(Data records for software interfaces)
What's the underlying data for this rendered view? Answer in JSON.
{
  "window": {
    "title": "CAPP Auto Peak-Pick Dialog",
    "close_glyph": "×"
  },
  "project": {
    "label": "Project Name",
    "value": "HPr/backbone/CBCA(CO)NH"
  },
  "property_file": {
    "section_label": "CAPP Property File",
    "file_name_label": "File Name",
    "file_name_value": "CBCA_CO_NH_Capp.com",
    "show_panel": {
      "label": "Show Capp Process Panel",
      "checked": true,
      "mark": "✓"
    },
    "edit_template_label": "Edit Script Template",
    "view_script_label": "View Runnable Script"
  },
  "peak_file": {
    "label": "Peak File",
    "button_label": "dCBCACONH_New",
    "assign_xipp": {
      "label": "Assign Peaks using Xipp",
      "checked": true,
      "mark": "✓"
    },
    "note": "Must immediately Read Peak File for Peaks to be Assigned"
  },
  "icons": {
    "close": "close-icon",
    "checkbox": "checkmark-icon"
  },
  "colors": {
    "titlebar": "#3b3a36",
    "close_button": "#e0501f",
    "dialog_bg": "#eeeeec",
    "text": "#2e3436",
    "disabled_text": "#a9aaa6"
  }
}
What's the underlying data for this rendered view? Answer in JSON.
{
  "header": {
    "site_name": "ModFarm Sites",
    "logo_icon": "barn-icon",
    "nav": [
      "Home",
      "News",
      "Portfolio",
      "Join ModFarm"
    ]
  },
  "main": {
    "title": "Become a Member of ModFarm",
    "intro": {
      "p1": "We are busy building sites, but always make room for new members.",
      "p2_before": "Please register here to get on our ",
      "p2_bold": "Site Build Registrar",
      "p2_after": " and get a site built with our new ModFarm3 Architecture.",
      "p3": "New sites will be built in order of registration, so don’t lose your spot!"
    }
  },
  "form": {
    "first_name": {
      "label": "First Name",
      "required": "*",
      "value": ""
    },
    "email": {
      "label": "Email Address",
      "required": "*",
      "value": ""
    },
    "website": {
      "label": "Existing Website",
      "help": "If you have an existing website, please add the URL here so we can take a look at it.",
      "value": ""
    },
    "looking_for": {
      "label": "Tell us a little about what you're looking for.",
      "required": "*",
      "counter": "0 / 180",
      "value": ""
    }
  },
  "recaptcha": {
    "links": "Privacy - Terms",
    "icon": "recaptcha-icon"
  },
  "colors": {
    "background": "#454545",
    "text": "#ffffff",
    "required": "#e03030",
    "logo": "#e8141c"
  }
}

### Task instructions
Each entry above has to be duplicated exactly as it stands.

### Solved exercise
What's the underlying data for this rendered view? Answer in JSON.
{
  "window": {
    "title": "CAPP Auto Peak-Pick Dialog",
    "close_glyph": "×"
  },
  "project": {
    "label": "Project Name",
    "value": "HPr/backbone/CBCA(CO)NH"
  },
  "property_file": {
    "section_label": "CAPP Property File",
    "file_name_label": "File Name",
    "file_name_value": "CBCA_CO_NH_Capp.com",
    "show_panel": {
      "label": "Show Capp Process Panel",
      "checked": true,
      "mark": "✓"
    },
    "edit_template_label": "Edit Script Template",
    "view_script_label": "View Runnable Script"
  },
  "peak_file": {
    "label": "Peak File",
    "button_label": "dCBCACONH_New",
    "assign_xipp": {
      "label": "Assign Peaks using Xipp",
      "checked": true,
      "mark": "✓"
    },
    "note": "Must immediately Read Peak File for Peaks to be Assigned"
  },
  "icons": {
    "close": "close-icon",
    "checkbox": "checkmark-icon"
  },
  "colors": {
    "titlebar": "#3b3a36",
    "close_button": "#e0501f",
    "dialog_bg": "#eeeeec",
    "text": "#2e3436",
    "disabled_text": "#a9aaa6"
  }
}
What's the underlying data for this rendered view? Answer in JSON.
{
  "header": {
    "site_name": "ModFarm Sites",
    "logo_icon": "barn-icon",
    "nav": [
      "Home",
      "News",
      "Portfolio",
      "Join ModFarm"
    ]
  },
  "main": {
    "title": "Become a Member of ModFarm",
    "intro": {
      "p1": "We are busy building sites, but always make room for new members.",
      "p2_before": "Please register here to get on our ",
      "p2_bold": "Site Build Registrar",
      "p2_after": " and get a site built with our new ModFarm3 Architecture.",
      "p3": "New sites will be built in order of registration, so don’t lose your spot!"
    }
  },
  "form": {
    "first_name": {
      "label": "First Name",
      "required": "*",
      "value": ""
    },
    "email": {
      "label": "Email Address",
      "required": "*",
      "value": ""
    },
    "website": {
      "label": "Existing Website",
      "help": "If you have an existing website, please add the URL here so we can take a look at it.",
      "value": ""
    },
    "looking_for": {
      "label": "Tell us a little about what you're looking for.",
      "required": "*",
      "counter": "0 / 180",
      "value": ""
    }
  },
  "recaptcha": {
    "links": "Privacy - Terms",
    "icon": "recaptcha-icon"
  },
  "colors": {
    "background": "#454545",
    "text": "#ffffff",
    "required": "#e03030",
    "logo": "#e8141c"
  }
}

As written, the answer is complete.